_RAW DATA_
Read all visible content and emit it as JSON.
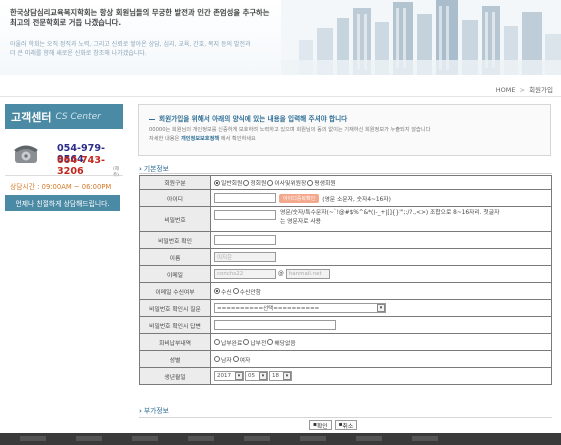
{
  "header": {
    "title_line1": "한국상담심리교육복지학회는 항상 회원님들의  무궁한 발전과 인간 존엄성을 추구하는",
    "title_line2": "최고의 전문학회로 거듭 나겠습니다.",
    "desc_line1": "아울러 학회는 오직 정직과 노력, 그리고 신뢰로 쌓아온 상담, 심리, 교육, 간호, 복지 등의 발전과",
    "desc_line2": "더 큰 미래를 향해 새로운 신화로 창조해 나가겠습니다."
  },
  "breadcrumb": {
    "home": "HOME",
    "sep": ">",
    "current": "회원가입"
  },
  "sidebar": {
    "cs_title": "고객센터",
    "cs_eng": "CS Center",
    "phone1": "054-979-9564",
    "phone2": "064-743-3206",
    "phone2_note": "(제주)",
    "hours": "상담시간 : 09:00AM ~ 06:00PM",
    "consult_button": "언제나 친절하게 상담해드립니다."
  },
  "notice": {
    "heading": "회원가입을 위해서 아래의 양식에 있는 내용을 입력해 주셔야 합니다",
    "line1": "00000는 회원님의 개인정보를 신중하게 보호하려 노력하고 있으며 회원님의 동의 없이는 기재하신 회원정보가 누출되지 않습니다",
    "line2_pre": "자세한 내용은 ",
    "line2_link": "개인정보보호정책",
    "line2_post": " 에서 확인하세요"
  },
  "sections": {
    "basic": "기본정보",
    "extra": "부가정보"
  },
  "form": {
    "member_type_label": "회원구분",
    "member_types": [
      "일반회원",
      "정회원",
      "이사및위원장",
      "평생회원"
    ],
    "userid_label": "아이디",
    "userid_check_button": "아이디중복확인",
    "userid_hint": "(영문 소문자, 숫자4~16자)",
    "password_label": "비밀번호",
    "password_hint_line1": "영문/숫자/특수문자(~`!@#$%^&*()-_+|[]{}'\";:/?.,<>) 조합으로 8~16자리. 첫글자",
    "password_hint_line2": "는 영문자로 사용",
    "password_confirm_label": "비밀번호 확인",
    "name_label": "이름",
    "name_value": "이지은",
    "email_label": "이메일",
    "email_id": "conchs22",
    "email_at": "@",
    "email_domain": "hanmail.net",
    "email_receive_label": "이메일 수신여부",
    "email_receive_options": [
      "수신",
      "수신안함"
    ],
    "pw_question_label": "비밀번호 확인시 질문",
    "pw_question_select": "==========선택==========",
    "pw_answer_label": "비밀번호 확인시 답변",
    "fee_label": "회비납부내역",
    "fee_options": [
      "납부완료",
      "납부전",
      "해당없음"
    ],
    "gender_label": "성별",
    "gender_options": [
      "남자",
      "여자"
    ],
    "birth_label": "생년월일",
    "birth_year": "2017",
    "birth_month": "05",
    "birth_day": "18"
  },
  "buttons": {
    "confirm": "확인",
    "cancel": "취소"
  }
}
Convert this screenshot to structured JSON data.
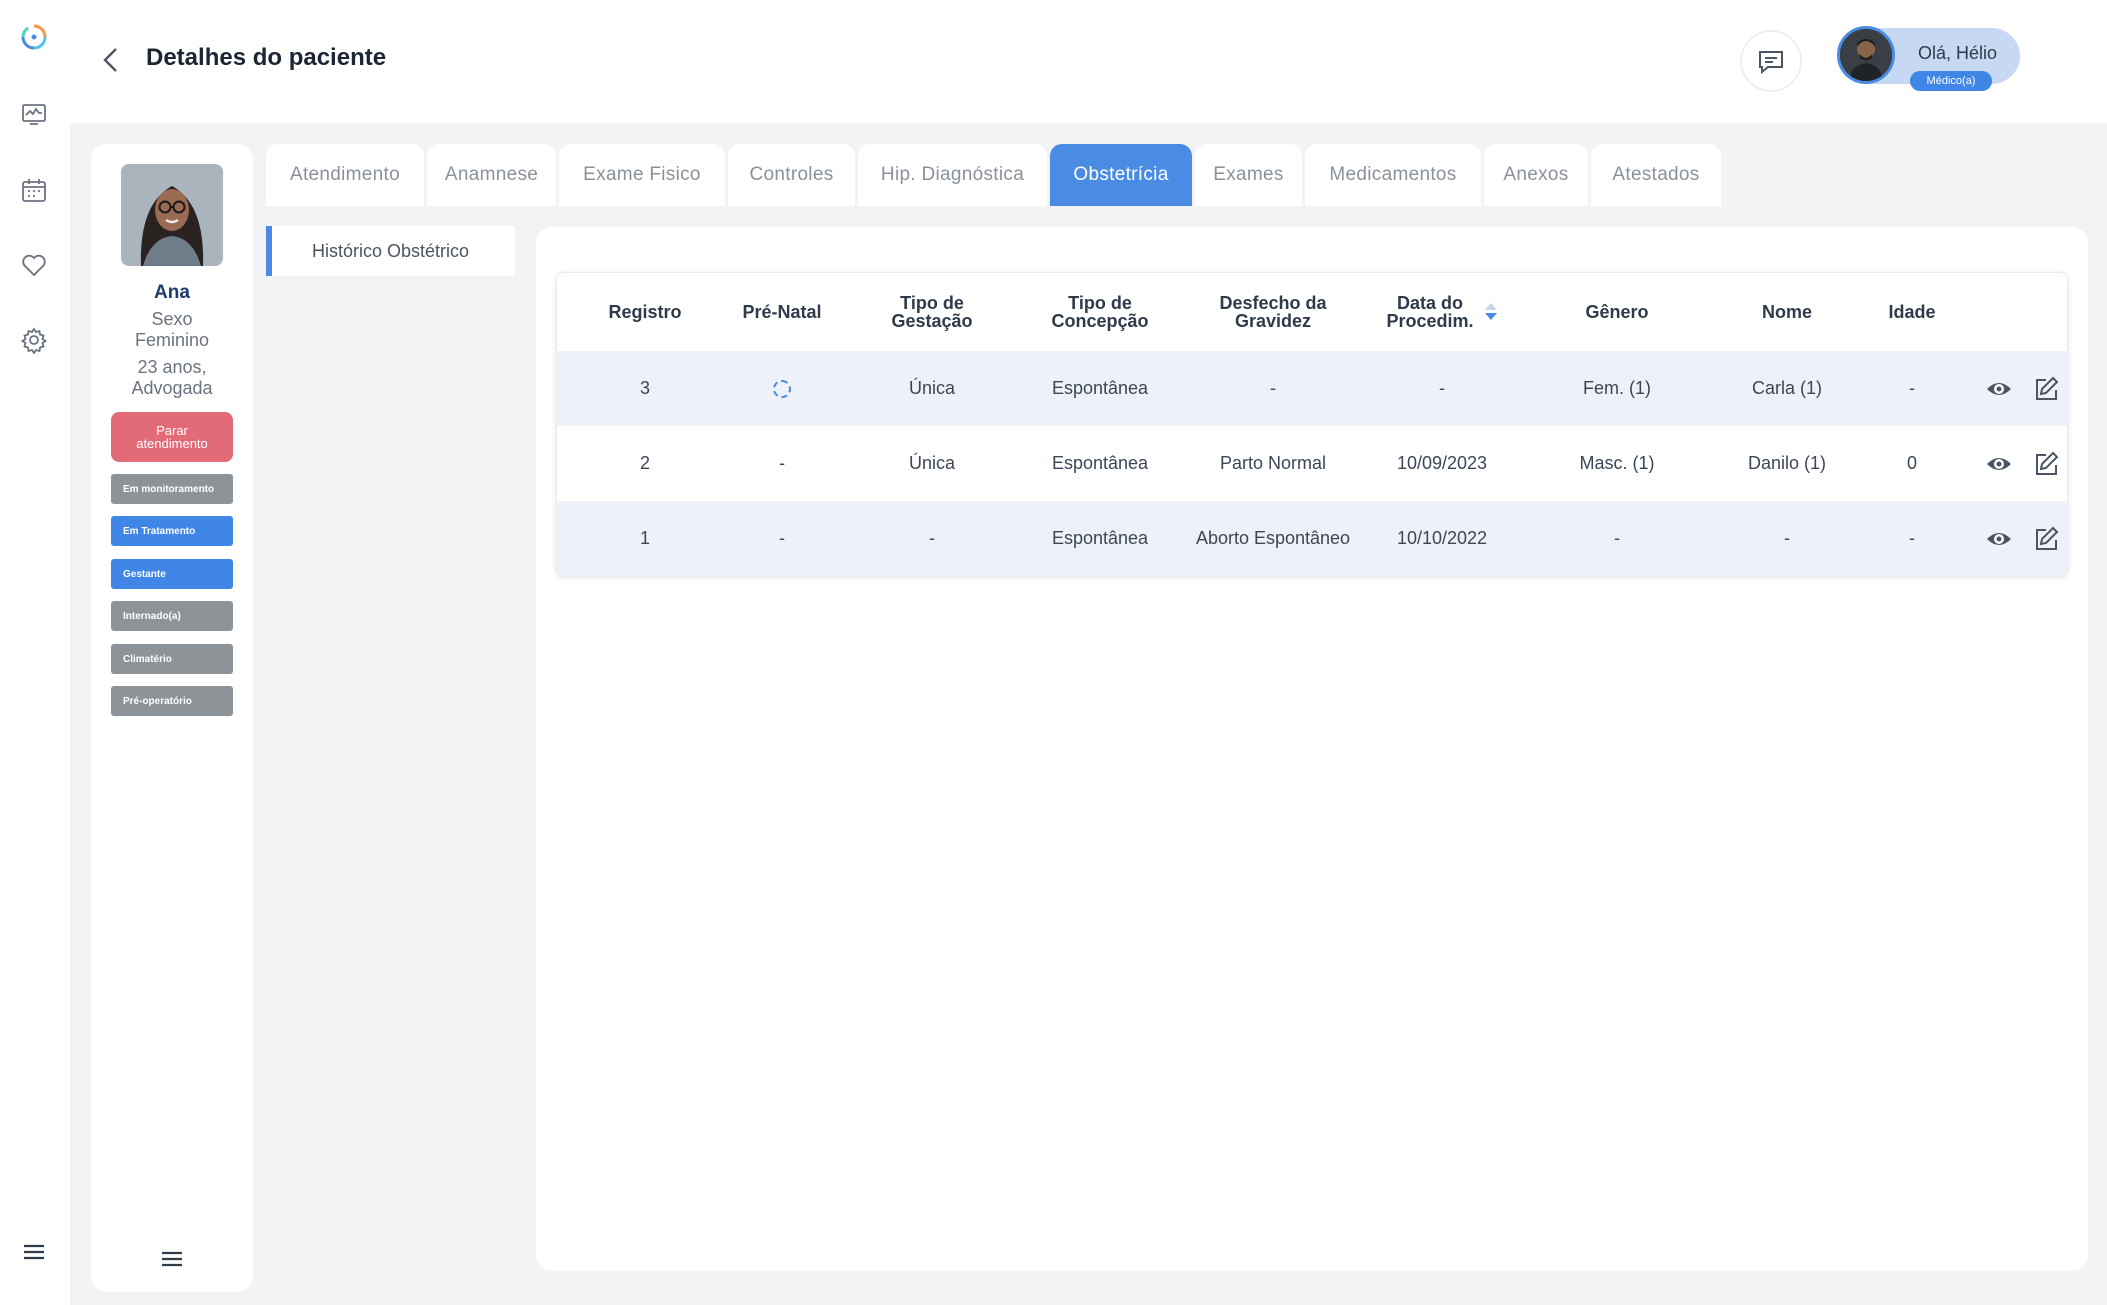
{
  "sidebar": {
    "icons": [
      "app-logo-icon",
      "monitor-icon",
      "calendar-icon",
      "heart-icon",
      "settings-icon",
      "menu-icon"
    ]
  },
  "header": {
    "title": "Detalhes do paciente",
    "user_greeting": "Olá, Hélio",
    "user_role": "Médico(a)"
  },
  "patient": {
    "name": "Ana",
    "sex_line1": "Sexo",
    "sex_line2": "Feminino",
    "age_line": "23 anos,",
    "occupation": "Advogada",
    "stop_button_line1": "Parar",
    "stop_button_line2": "atendimento",
    "tags": [
      {
        "label": "Em monitoramento",
        "color": "#8e9398"
      },
      {
        "label": "Em Tratamento",
        "color": "#3f86e6"
      },
      {
        "label": "Gestante",
        "color": "#3f86e6"
      },
      {
        "label": "Internado(a)",
        "color": "#8e9398"
      },
      {
        "label": "Climatério",
        "color": "#8e9398"
      },
      {
        "label": "Pré-operatório",
        "color": "#8e9398"
      }
    ]
  },
  "tabs": [
    {
      "label": "Atendimento",
      "active": false
    },
    {
      "label": "Anamnese",
      "active": false
    },
    {
      "label": "Exame Fisico",
      "active": false
    },
    {
      "label": "Controles",
      "active": false
    },
    {
      "label": "Hip. Diagnóstica",
      "active": false
    },
    {
      "label": "Obstetrícia",
      "active": true
    },
    {
      "label": "Exames",
      "active": false
    },
    {
      "label": "Medicamentos",
      "active": false
    },
    {
      "label": "Anexos",
      "active": false
    },
    {
      "label": "Atestados",
      "active": false
    }
  ],
  "subnav": {
    "active_item": "Histórico Obstétrico"
  },
  "table": {
    "headers": {
      "registro": "Registro",
      "pre_natal": "Pré-Natal",
      "tipo_gestacao_1": "Tipo de",
      "tipo_gestacao_2": "Gestação",
      "tipo_concepcao_1": "Tipo de",
      "tipo_concepcao_2": "Concepção",
      "desfecho_1": "Desfecho da",
      "desfecho_2": "Gravidez",
      "data_1": "Data do",
      "data_2": "Procedim.",
      "genero": "Gênero",
      "nome": "Nome",
      "idade": "Idade"
    },
    "rows": [
      {
        "registro": "3",
        "pre_natal": "",
        "tipo_gestacao": "Única",
        "tipo_concepcao": "Espontânea",
        "desfecho": "-",
        "data": "-",
        "genero": "Fem. (1)",
        "nome": "Carla (1)",
        "idade": "-"
      },
      {
        "registro": "2",
        "pre_natal": "-",
        "tipo_gestacao": "Única",
        "tipo_concepcao": "Espontânea",
        "desfecho": "Parto Normal",
        "data": "10/09/2023",
        "genero": "Masc. (1)",
        "nome": "Danilo (1)",
        "idade": "0"
      },
      {
        "registro": "1",
        "pre_natal": "-",
        "tipo_gestacao": "-",
        "tipo_concepcao": "Espontânea",
        "desfecho": "Aborto Espontâneo",
        "data": "10/10/2022",
        "genero": "-",
        "nome": "-",
        "idade": "-"
      }
    ]
  }
}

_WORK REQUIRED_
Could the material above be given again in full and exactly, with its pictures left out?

_TASK SOLUTION_
Read all visible content and emit it as JSON.
{
  "header": {
    "title_line1": "한국상담심리교육복지학회는 항상 회원님들의  무궁한 발전과 인간 존엄성을 추구하는",
    "title_line2": "최고의 전문학회로 거듭 나겠습니다.",
    "desc_line1": "아울러 학회는 오직 정직과 노력, 그리고 신뢰로 쌓아온 상담, 심리, 교육, 간호, 복지 등의 발전과",
    "desc_line2": "더 큰 미래를 향해 새로운 신화로 창조해 나가겠습니다."
  },
  "breadcrumb": {
    "home": "HOME",
    "sep": ">",
    "current": "회원가입"
  },
  "sidebar": {
    "cs_title": "고객센터",
    "cs_eng": "CS Center",
    "phone1": "054-979-9564",
    "phone2": "064-743-3206",
    "phone2_note": "(제주)",
    "hours": "상담시간 : 09:00AM ~ 06:00PM",
    "consult_button": "언제나 친절하게 상담해드립니다."
  },
  "notice": {
    "heading": "회원가입을 위해서 아래의 양식에 있는 내용을 입력해 주셔야 합니다",
    "line1": "00000는 회원님의 개인정보를 신중하게 보호하려 노력하고 있으며 회원님의 동의 없이는 기재하신 회원정보가 누출되지 않습니다",
    "line2_pre": "자세한 내용은 ",
    "line2_link": "개인정보보호정책",
    "line2_post": " 에서 확인하세요"
  },
  "sections": {
    "basic": "기본정보",
    "extra": "부가정보"
  },
  "form": {
    "member_type_label": "회원구분",
    "member_types": [
      "일반회원",
      "정회원",
      "이사및위원장",
      "평생회원"
    ],
    "userid_label": "아이디",
    "userid_check_button": "아이디중복확인",
    "userid_hint": "(영문 소문자, 숫자4~16자)",
    "password_label": "비밀번호",
    "password_hint_line1": "영문/숫자/특수문자(~`!@#$%^&*()-_+|[]{}'\";:/?.,<>) 조합으로 8~16자리. 첫글자",
    "password_hint_line2": "는 영문자로 사용",
    "password_confirm_label": "비밀번호 확인",
    "name_label": "이름",
    "name_value": "이지은",
    "email_label": "이메일",
    "email_id": "conchs22",
    "email_at": "@",
    "email_domain": "hanmail.net",
    "email_receive_label": "이메일 수신여부",
    "email_receive_options": [
      "수신",
      "수신안함"
    ],
    "pw_question_label": "비밀번호 확인시 질문",
    "pw_question_select": "==========선택==========",
    "pw_answer_label": "비밀번호 확인시 답변",
    "fee_label": "회비납부내역",
    "fee_options": [
      "납부완료",
      "납부전",
      "해당없음"
    ],
    "gender_label": "성별",
    "gender_options": [
      "남자",
      "여자"
    ],
    "birth_label": "생년월일",
    "birth_year": "2017",
    "birth_month": "05",
    "birth_day": "18"
  },
  "buttons": {
    "confirm": "확인",
    "cancel": "취소"
  }
}
Convert this screenshot to structured JSON data.
{
  "sidebar": {
    "icons": [
      "app-logo-icon",
      "monitor-icon",
      "calendar-icon",
      "heart-icon",
      "settings-icon",
      "menu-icon"
    ]
  },
  "header": {
    "title": "Detalhes do paciente",
    "user_greeting": "Olá, Hélio",
    "user_role": "Médico(a)"
  },
  "patient": {
    "name": "Ana",
    "sex_line1": "Sexo",
    "sex_line2": "Feminino",
    "age_line": "23 anos,",
    "occupation": "Advogada",
    "stop_button_line1": "Parar",
    "stop_button_line2": "atendimento",
    "tags": [
      {
        "label": "Em monitoramento",
        "color": "#8e9398"
      },
      {
        "label": "Em Tratamento",
        "color": "#3f86e6"
      },
      {
        "label": "Gestante",
        "color": "#3f86e6"
      },
      {
        "label": "Internado(a)",
        "color": "#8e9398"
      },
      {
        "label": "Climatério",
        "color": "#8e9398"
      },
      {
        "label": "Pré-operatório",
        "color": "#8e9398"
      }
    ]
  },
  "tabs": [
    {
      "label": "Atendimento",
      "active": false
    },
    {
      "label": "Anamnese",
      "active": false
    },
    {
      "label": "Exame Fisico",
      "active": false
    },
    {
      "label": "Controles",
      "active": false
    },
    {
      "label": "Hip. Diagnóstica",
      "active": false
    },
    {
      "label": "Obstetrícia",
      "active": true
    },
    {
      "label": "Exames",
      "active": false
    },
    {
      "label": "Medicamentos",
      "active": false
    },
    {
      "label": "Anexos",
      "active": false
    },
    {
      "label": "Atestados",
      "active": false
    }
  ],
  "subnav": {
    "active_item": "Histórico Obstétrico"
  },
  "table": {
    "headers": {
      "registro": "Registro",
      "pre_natal": "Pré-Natal",
      "tipo_gestacao_1": "Tipo de",
      "tipo_gestacao_2": "Gestação",
      "tipo_concepcao_1": "Tipo de",
      "tipo_concepcao_2": "Concepção",
      "desfecho_1": "Desfecho da",
      "desfecho_2": "Gravidez",
      "data_1": "Data do",
      "data_2": "Procedim.",
      "genero": "Gênero",
      "nome": "Nome",
      "idade": "Idade"
    },
    "rows": [
      {
        "registro": "3",
        "pre_natal": "",
        "tipo_gestacao": "Única",
        "tipo_concepcao": "Espontânea",
        "desfecho": "-",
        "data": "-",
        "genero": "Fem. (1)",
        "nome": "Carla (1)",
        "idade": "-"
      },
      {
        "registro": "2",
        "pre_natal": "-",
        "tipo_gestacao": "Única",
        "tipo_concepcao": "Espontânea",
        "desfecho": "Parto Normal",
        "data": "10/09/2023",
        "genero": "Masc. (1)",
        "nome": "Danilo (1)",
        "idade": "0"
      },
      {
        "registro": "1",
        "pre_natal": "-",
        "tipo_gestacao": "-",
        "tipo_concepcao": "Espontânea",
        "desfecho": "Aborto Espontâneo",
        "data": "10/10/2022",
        "genero": "-",
        "nome": "-",
        "idade": "-"
      }
    ]
  }
}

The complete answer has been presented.